OpaqueElementsAttr is technical debt from the very early days of MLIR, before I transformed ElementsAttr into an interface and when it was more difficult for dialects to define their own attributes. At present this attribute has no real value aside from being a convenient mechanism for eliding other ElementsAttr. IMHO we should delete it. The only user (that I know of) is TensorFlow, but that is merely because it has used this attribute since the beginning (i.e. years ago). Users today wouldn’t use OpaqueElementsAttr, and instead would/should go with the more ergonomic, maintainable, and usable approach of defining their own.
This thing doesn’t pay for itself, and I struggle to see a path to where it does (given ElementsAttr is an interface). Does anybody have serious concerns about getting rid of it? I’ve uploaded a patch here: ⚙ D129917 [mlir] Remove OpaqueElementsAttr
None.
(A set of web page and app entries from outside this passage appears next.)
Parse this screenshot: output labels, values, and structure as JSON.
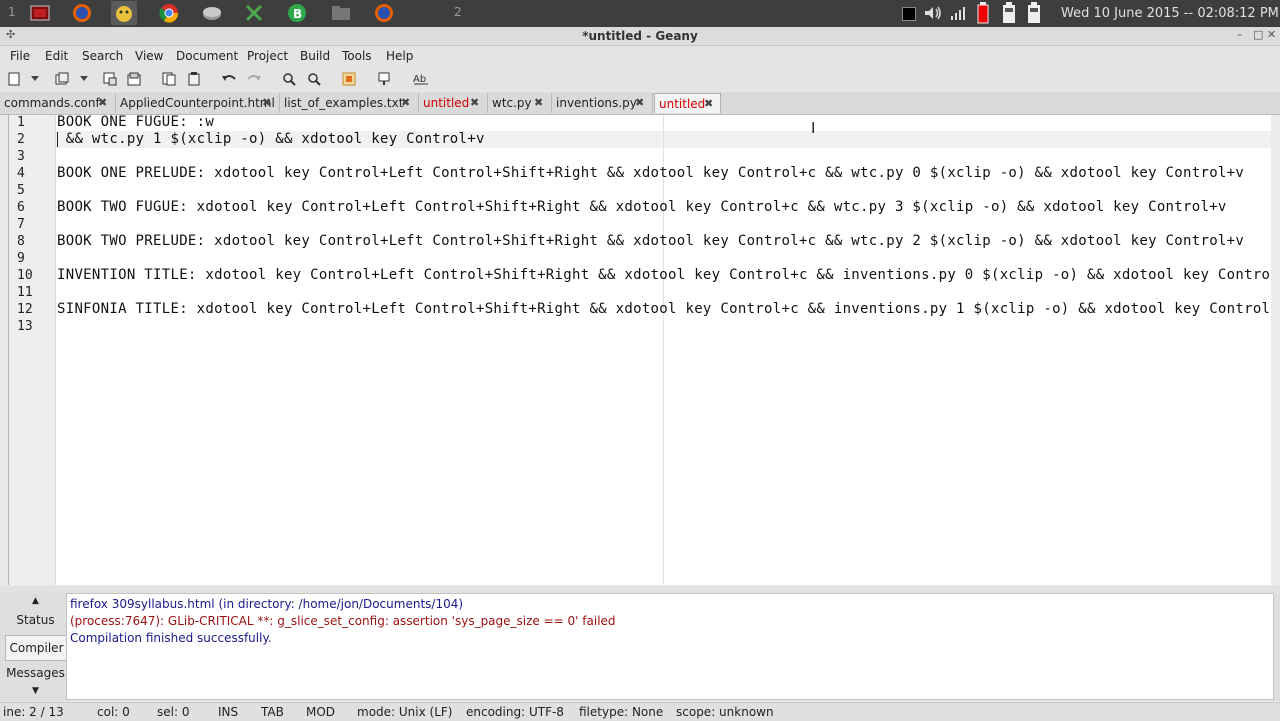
{
  "panel": {
    "workspace_1": "1",
    "workspace_2": "2",
    "clock": "Wed 10 June 2015 -- 02:08:12 PM"
  },
  "window": {
    "title": "*untitled - Geany"
  },
  "menubar": [
    "File",
    "Edit",
    "Search",
    "View",
    "Document",
    "Project",
    "Build",
    "Tools",
    "Help"
  ],
  "tabs": [
    {
      "label": "commands.conf",
      "modified": false,
      "active": false
    },
    {
      "label": "AppliedCounterpoint.html",
      "modified": false,
      "active": false
    },
    {
      "label": "list_of_examples.txt",
      "modified": false,
      "active": false
    },
    {
      "label": "untitled",
      "modified": true,
      "active": false
    },
    {
      "label": "wtc.py",
      "modified": false,
      "active": false
    },
    {
      "label": "inventions.py",
      "modified": false,
      "active": false
    },
    {
      "label": "untitled",
      "modified": true,
      "active": true
    }
  ],
  "editor": {
    "lines": [
      {
        "num": "1",
        "text": "BOOK ONE FUGUE: :w"
      },
      {
        "num": "2",
        "text": " && wtc.py 1 $(xclip -o) && xdotool key Control+v"
      },
      {
        "num": "3",
        "text": ""
      },
      {
        "num": "4",
        "text": "BOOK ONE PRELUDE: xdotool key Control+Left Control+Shift+Right && xdotool key Control+c && wtc.py 0 $(xclip -o) && xdotool key Control+v"
      },
      {
        "num": "5",
        "text": ""
      },
      {
        "num": "6",
        "text": "BOOK TWO FUGUE: xdotool key Control+Left Control+Shift+Right && xdotool key Control+c && wtc.py 3 $(xclip -o) && xdotool key Control+v"
      },
      {
        "num": "7",
        "text": ""
      },
      {
        "num": "8",
        "text": "BOOK TWO PRELUDE: xdotool key Control+Left Control+Shift+Right && xdotool key Control+c && wtc.py 2 $(xclip -o) && xdotool key Control+v"
      },
      {
        "num": "9",
        "text": ""
      },
      {
        "num": "10",
        "text": "INVENTION TITLE: xdotool key Control+Left Control+Shift+Right && xdotool key Control+c && inventions.py 0 $(xclip -o) && xdotool key Control+v"
      },
      {
        "num": "11",
        "text": ""
      },
      {
        "num": "12",
        "text": "SINFONIA TITLE: xdotool key Control+Left Control+Shift+Right && xdotool key Control+c && inventions.py 1 $(xclip -o) && xdotool key Control+v"
      },
      {
        "num": "13",
        "text": ""
      }
    ]
  },
  "message_window": {
    "tabs": [
      "Status",
      "Compiler",
      "Messages"
    ],
    "active_tab": "Compiler",
    "messages": [
      {
        "text": "firefox 309syllabus.html (in directory: /home/jon/Documents/104)",
        "color": "#1a1a8c"
      },
      {
        "text": "(process:7647): GLib-CRITICAL **: g_slice_set_config: assertion 'sys_page_size == 0' failed",
        "color": "#9c1010"
      },
      {
        "text": "Compilation finished successfully.",
        "color": "#1a1a8c"
      }
    ]
  },
  "statusbar": {
    "line": "ine: 2 / 13",
    "col": "col: 0",
    "sel": "sel: 0",
    "ins": "INS",
    "tab": "TAB",
    "mod": "MOD",
    "mode": "mode: Unix (LF)",
    "encoding": "encoding: UTF-8",
    "filetype": "filetype: None",
    "scope": "scope: unknown"
  }
}
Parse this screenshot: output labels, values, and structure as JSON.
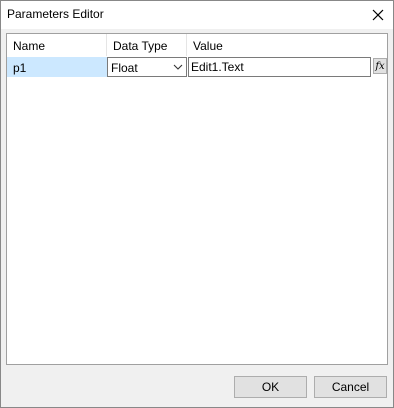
{
  "window": {
    "title": "Parameters Editor"
  },
  "grid": {
    "columns": [
      "Name",
      "Data Type",
      "Value"
    ],
    "rows": [
      {
        "name": "p1",
        "data_type": "Float",
        "value": "Edit1.Text",
        "expr_button": "fx"
      }
    ]
  },
  "buttons": {
    "ok": "OK",
    "cancel": "Cancel"
  },
  "icons": {
    "close": "close-icon",
    "dropdown": "chevron-down-icon",
    "expression": "function-icon"
  }
}
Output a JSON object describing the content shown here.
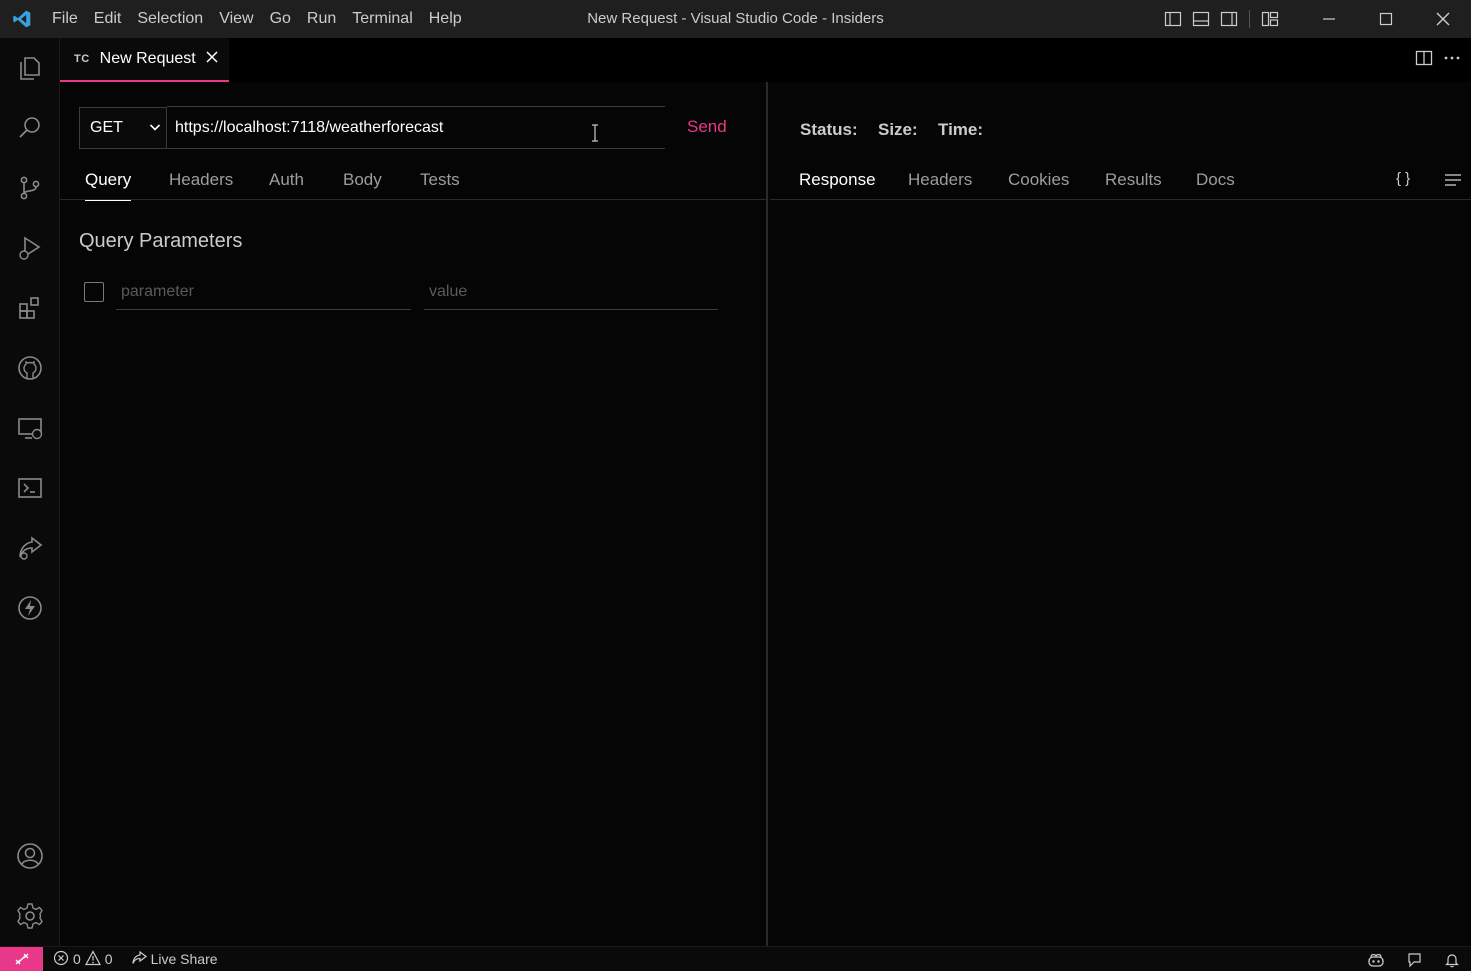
{
  "window": {
    "title": "New Request - Visual Studio Code - Insiders",
    "menu": [
      "File",
      "Edit",
      "Selection",
      "View",
      "Go",
      "Run",
      "Terminal",
      "Help"
    ]
  },
  "activity_bar": {
    "icons": [
      "explorer-icon",
      "search-icon",
      "source-control-icon",
      "run-debug-icon",
      "extensions-icon",
      "github-icon",
      "remote-explorer-icon",
      "terminal-icon",
      "live-share-icon",
      "thunder-client-icon"
    ],
    "bottom_icons": [
      "account-icon",
      "settings-gear-icon"
    ]
  },
  "tab": {
    "mark": "TC",
    "label": "New Request"
  },
  "request": {
    "method": "GET",
    "url": "https://localhost:7118/weatherforecast",
    "send_label": "Send",
    "tabs": [
      "Query",
      "Headers",
      "Auth",
      "Body",
      "Tests"
    ],
    "active_tab": "Query",
    "query_title": "Query Parameters",
    "param_placeholder": "parameter",
    "value_placeholder": "value"
  },
  "response": {
    "status_label": "Status:",
    "size_label": "Size:",
    "time_label": "Time:",
    "tabs": [
      "Response",
      "Headers",
      "Cookies",
      "Results",
      "Docs"
    ],
    "active_tab": "Response",
    "json_icon_label": "{ }"
  },
  "status_bar": {
    "errors": "0",
    "warnings": "0",
    "live_share": "Live Share"
  },
  "colors": {
    "accent": "#e8388a",
    "vscode_logo": "#3aa0e0"
  }
}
Thank you for cleaning up this early days debt.
Nice – love that it now prints elided attrs as splats so the IR is actually “real” and can be run through flows.
It’s interesting because I see this exactly as a regression right now (and I mean, if it was desired behavior it could have been the case from the beginning)
Yes, it is a fairly “dangerous” thing. Also splats are not the same as dense elements: various code paths do micro-optimize on that.
(but agreed with the convenience factor: just wary that this does actually change the behavior of the compiler)
This is a big sticking point for me though, given that by changing DenseElementsAttr to something else we are already changing the behavior of the compiler (and potentially creating verification errors). No one should expect elided elements to work the same way as non-elided. The big thing here I guess, is what the actual desired behavior on elision is. We are currently making tradeoffs of what is acceptable to be broken and what isn’t, but we shouldn’t pretend that any solution we come up with will be correct in all forms.
I guess I’m more just calling out that before, the IR was syntactically valid but in all likelihood, unless if manipulating it further, it wouldn’t actually be usable in place of the original. From one perspective, that is a feature. From the other perspective, it is sure convenient that it now most likely does “something”, but we are left with that “something” being undefined and a potential footgun (i.e. I expect that folks will now go out and use this flag to produce versions of IR for some kind of benchmarking in cases where they “don’t care about the values”).
Just something to keep in mind. I’m not sure what the answer is or that there is a real issue.